The road does still continue on the Russian side to Voknavolok, although it is not clear how driveable it is, where the restricted border zone ends on the Russian side, or whether the few tiny villages between the border and Voknavolok are completely abandoned by now. Voknavolok is definitely inhabited and connected to the city of Kostomuksha with a gravel road, if a rather poor one.

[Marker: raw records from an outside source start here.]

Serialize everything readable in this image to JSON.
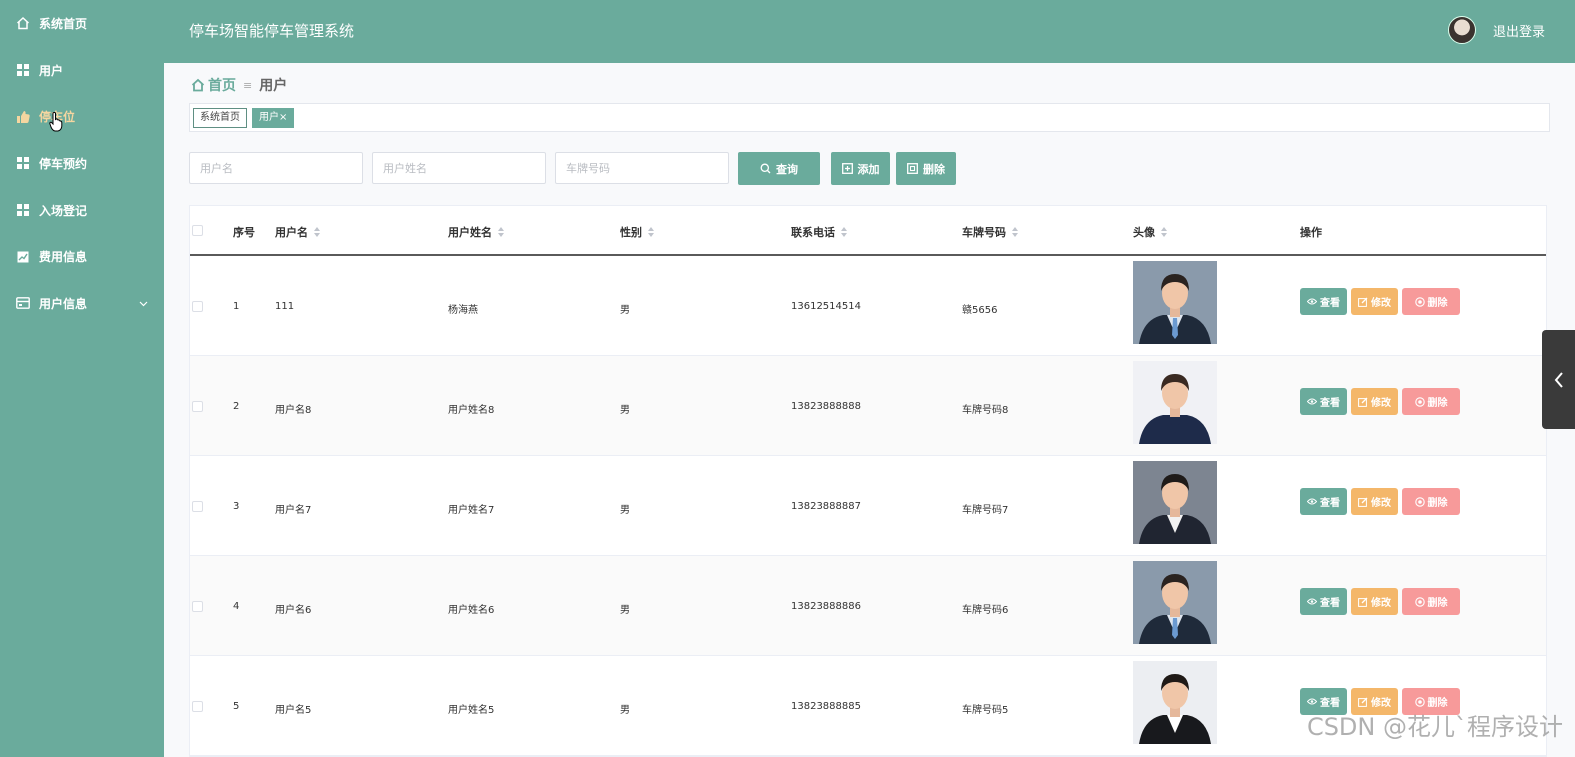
{
  "colors": {
    "primary": "#6aab9c",
    "edit": "#f4b76a",
    "delete": "#f79a9a"
  },
  "sidebar": {
    "items": [
      {
        "label": "系统首页",
        "icon": "home-icon"
      },
      {
        "label": "用户",
        "icon": "grid-icon"
      },
      {
        "label": "停车位",
        "icon": "thumb-icon"
      },
      {
        "label": "停车预约",
        "icon": "grid-icon"
      },
      {
        "label": "入场登记",
        "icon": "grid-icon"
      },
      {
        "label": "费用信息",
        "icon": "chart-icon"
      },
      {
        "label": "用户信息",
        "icon": "card-icon"
      }
    ]
  },
  "header": {
    "title": "停车场智能停车管理系统",
    "logout": "退出登录"
  },
  "breadcrumb": {
    "home": "首页",
    "separator": "≡",
    "current": "用户"
  },
  "tags": [
    {
      "label": "系统首页"
    },
    {
      "label": "用户×"
    }
  ],
  "search": {
    "username_placeholder": "用户名",
    "realname_placeholder": "用户姓名",
    "plate_placeholder": "车牌号码",
    "query_label": "查询",
    "add_label": "添加",
    "delete_label": "删除"
  },
  "table": {
    "headers": [
      "序号",
      "用户名",
      "用户姓名",
      "性别",
      "联系电话",
      "车牌号码",
      "头像",
      "操作"
    ],
    "rows": [
      {
        "no": "1",
        "username": "111",
        "realname": "杨海燕",
        "gender": "男",
        "phone": "13612514514",
        "plate": "赣5656"
      },
      {
        "no": "2",
        "username": "用户名8",
        "realname": "用户姓名8",
        "gender": "男",
        "phone": "13823888888",
        "plate": "车牌号码8"
      },
      {
        "no": "3",
        "username": "用户名7",
        "realname": "用户姓名7",
        "gender": "男",
        "phone": "13823888887",
        "plate": "车牌号码7"
      },
      {
        "no": "4",
        "username": "用户名6",
        "realname": "用户姓名6",
        "gender": "男",
        "phone": "13823888886",
        "plate": "车牌号码6"
      },
      {
        "no": "5",
        "username": "用户名5",
        "realname": "用户姓名5",
        "gender": "男",
        "phone": "13823888885",
        "plate": "车牌号码5"
      }
    ],
    "actions": {
      "view": "查看",
      "edit": "修改",
      "delete": "删除"
    }
  },
  "watermark": "CSDN @花儿`程序设计"
}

49. In any case we cannot go east, so let’s briefly check the monuments along the western half of the former Raate road, the one that is now paved and improved and near the Raatteen Portti museum and crossroads turns south towards Kuhmo. This is a monument to the fallen Ukrainians (as you remember the 44th division was an Ukrainian one) near Haukila farm, where the worst part of the Battle of the Raate Road happened. The monument was put up in 2009. It says: "Ukraine prays for the fallen souls", and quotes the Bible: "They shall beat their swords into plowshares, and nation shall not lift up sword against nation".
Both Russian and Ukrainian monuments were put up by these countries, and designed by their sculptors. The USSR apparently was not interested in putting up Winter War monuments in Finland (or really even in Russia for that matter), so both of these date from after the fall of the Soviet Union already.
50. The "Flame monument" (Liekkipatsas) at the crossroads of modern Kuhmo and Juntusranta roads near Suomussalmi is the main monument of Suomussalmi battles. It was designed by none other than the great Alvar Aalto (1898-1976), one of the most famed Finnish architects ever, and unveiled in 1959. Honestly I cannot really explain what its shape means, but it is quite big at least, 9 m high.
51. "Many brave solders shed their heart’s blood for the great victories at Suomussalmi. They showed to their people the road of honor, which was strenuous, but the only possible one." — Colonel Siilasvuo, the Finnish commander at Suomussalmi.
52. The monument also includes a map.
53. And this little monument beyond the bridge over Haukiperä bay is easy to miss, but is quite important nonetheless: "Here ended in the time of the Winter War 9.12.1939 the enemy’s advance". Haukiperä beachhead, quickly lost, was the farthest point anywhere where the USSR could advance within the modern post-war borders of Finland.
54. The village of Suomussalmi was rebuilt after the war, but it lost importance by now. The modern municipal center moved to the other side of Kiantajärvi lake, to Ämmänsaari village. Ämmänsaari nowadays has a railroad connection (no passenger service since 1982, but still in active use for timber transport; the whole region is a major commercial forestry area), and the modern National Road 5 was rerouted through it too. These days Ämmänsaari is simply called Suomussalmi, and the old Suomussalmi is known as Suomussalmi church village (Suomussalmen kirkonkylä). The population of the new Suomussalmi (Ämmänsaari) is about 4100, and of the old Suomussalmi (Suomussalmi church village) is about 900.
Pictured is the Suomussalmi church, rebuilt in the church village in 1950. Graves of the local fallen soldiers are also visible to the right. There isn’t really anything else to see in the church village, and neither can Ämmänsaari be called a particularly exciting place. I might eventually still write a post about Ämmänsaari and the remaining (non-Winter War related) Suomussalmi sights. These are for example the Hossa National Park and the Karelian villages of Kuivajärvi and Hietajärvi, which have historically been the only places on the Finnish side of the border where White Karelians lived and live to these days. Unfortunately these churches were also burned down by the Finnish troops during the Winter War, so the only "true" Karelian houses there are a few later replicas. The destruction of these villages is, I would say, the worst cultural loss of the battles of Suomussalmi.
55. But it is what it is. And the lake Kiantajärvi rolls its waves blissfully unaware of the tragedies that happened on its shores over 80 years ago.